B. Mohr, Standardization of Event Traces Considered Harmful or Is an Implementation of Object-Independent Event Trace Monitoring and Analysis Systems Possible?, Proc. CNRS-NSF Workshop on Environments and Tools For Parallel Scientific Computing, Elsevier, Advances in Parallel Computing, Vol. 6, pp. 103-124, 1993.
B. Mohr, D. Brown, A. Malony, TAU: A Portable Parallel Program Analysis Environment for pC++, Proc. of CONPAR 94 - VAPP VI, Linz, Austria, Springer Verlag, LNCS 854, pp. 29-40, September 1994.
J. Ousterhout, Tcl and the Tk Toolkit, Addison-Wesley, 1994.

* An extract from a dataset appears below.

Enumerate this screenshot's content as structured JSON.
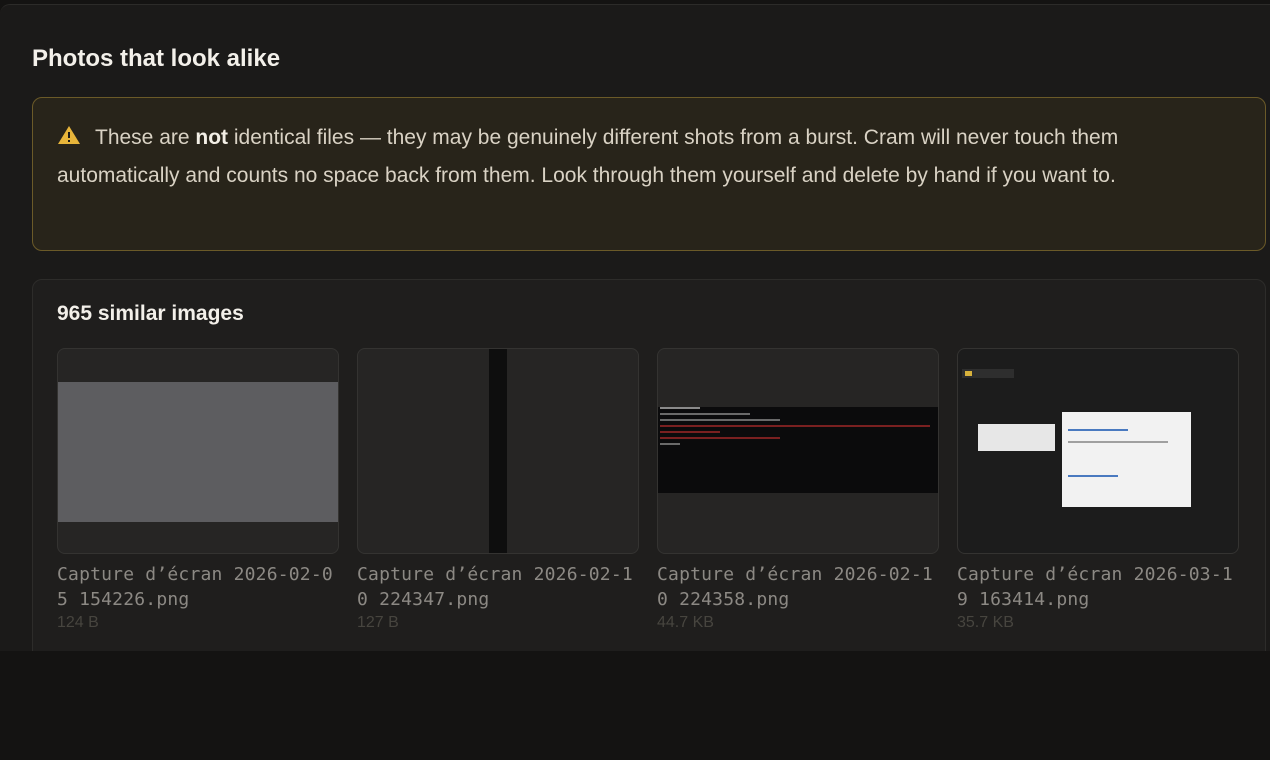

D. A. Reed, R. D. Olson, R. A. Aydt, T. M. Madhyasta, T. Birkett, D. W. Jensen, B. A.A. Nazief, B. K. Totty, Scalable Performance Environments for Parallel Systems. Proc. 6th Distributed Memory Computing Conf., IEEE Computer Society Press, pp. 562-569, 1991.
S. K. Reinhardt, M. D. Hill, J. R. Larus, A. R. Lebeck, J. C. Lewis and D. A. Wood, The Wisconsin Wind Tunnel: Virtual Prototyping of Parallel Computers, Proc. ACM SIGMETRICS Conf. on Measurement and Modeling of Comp. Systems, pp. 48-60, 1993.
K. Shanmugam, Performance Extrapolation of Parallel Programs, Master's Thesis, Department of Computer and Information Science, University of Oregon, June 1994.
K. Shanmugam, A. Malony, Performance Extrapolation of Parallel Programs, Proc. ICPP'95.
K. Shanmugam, A. Malony, B. Mohr, Performance Extrapolation of Parallel Programs, Technical Report CIS-TR-95- 14, University of Oregon, Department of Computer and Information Science, May 1995.
H. Wabnig and G. Haring, PAPS - The Parallel Program Performance Prediction Toolset, Computer Performance Evaluation - Modelling Techniques and Tools, LNCS 794, Springer- Verlag, pp. 284-304, 1994.

Thu Jul 6 1995